I will readily admit that I am a child of the 80’s. I grew up listening to 80’s music whether it was metal (though I didn’t truly listen to them until the 90’s), rap all the way to synthpop and new wave which became quite popular during the decade with groups such as Depeche Mode, INXS, Duran Duran and The Cure. One band which I listened to quite a bit during the mid-80’s was the British new wave band Tears For Fears. It’s from this band that the latest “Song of the Day” comes from: “Everybody Wants To Rule The World”.

The song is actually an 80’s classic that has stood the test of time and musical taste. While many scoff and ridicule most of the pop songs which blew up during the 80’s this particular song from Tears For Fears was never one of them. While the song does have a foundation in the synthpop sound of the time the song itself doesn’t really sound like most of the 80’s pop music. The lyrics are socially aware without being too preachy. In fact, if one was to listen to the song now it’s original message of limitless optimism in the future for everyone actually sounds a bit selfish in today’s social climate.

The song has been covered quite a bit by many singers and bands of different stripes from such groups as The Dresden Dolls, Clare & The Reasons and Dru Hill right up to the pop punk band Care Bares on Fire whose cover was used during the end credits for Season 5, Episode 9 of True Blood which used the song’s title as the episode title. I’m not a huge fan of that particular cover which made me decide to choose the original version as the latest “Song of the Day” to point out that the original may be old, but it will always be the best.

Everybody Wants To Rule The World

Welcome to your life
There’s no turning back
Even while we sleep
We will find you acting on your best behavior
Turn your back on Mother Nature
Everybody wants to rule the world

It’s my own design
It’s my own remorse
Help me to decide
Help me make the most
Of freedom and of pleasure
Nothing ever lasts forever
Everybody wants to rule the world

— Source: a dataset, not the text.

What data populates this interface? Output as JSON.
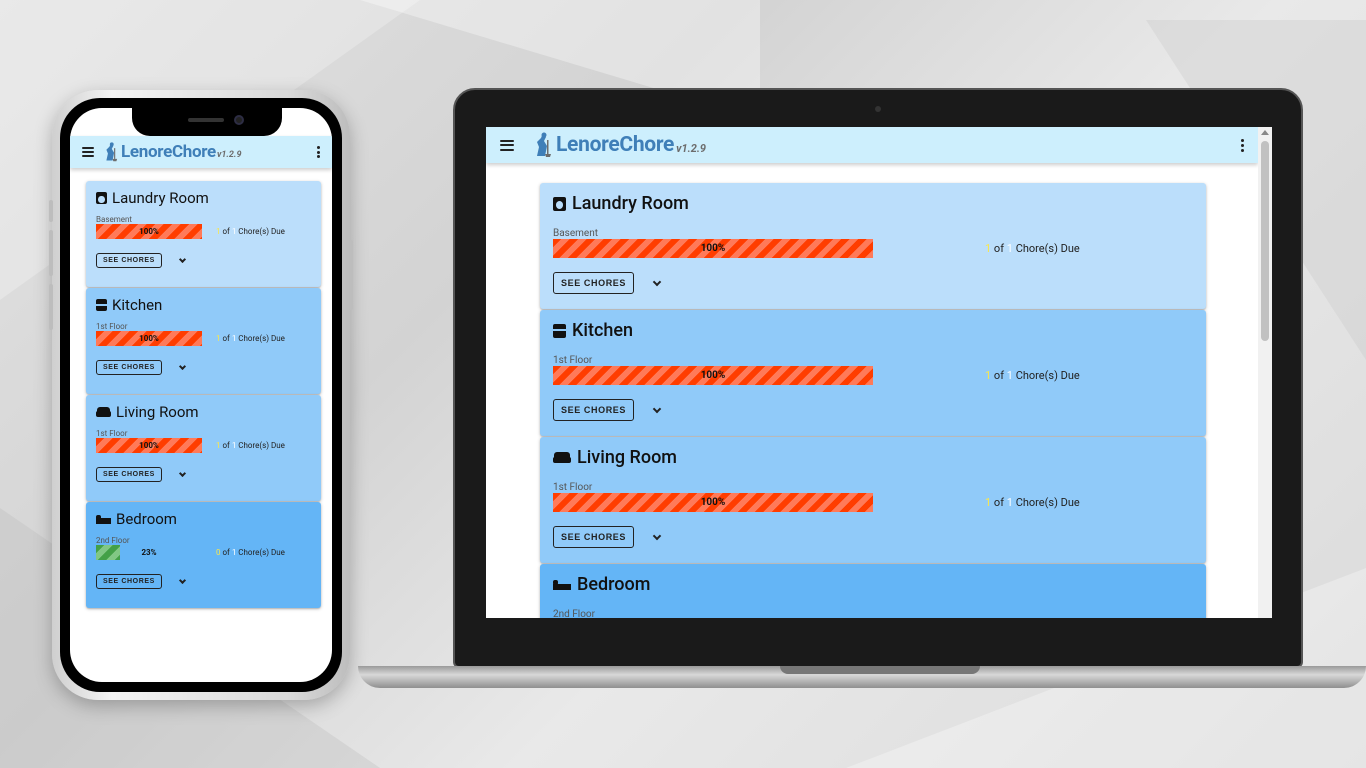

There’s a room where the light won’t find you
Holding hands while the walls come tumbling down
When they do I’ll be right behind you
So glad we’ve almost made it
So sad they had to fade it
Everybody wants to rule the world

I can’t stand this indecision
Married with a lack of vision
Everybody wants to rule the world
Say that you’ll never never never never need it
One headline why believe it?
Everybody wants to rule the world

All for freedom and for pleasure
Nothing ever lasts forever
Everybody wants to rule the world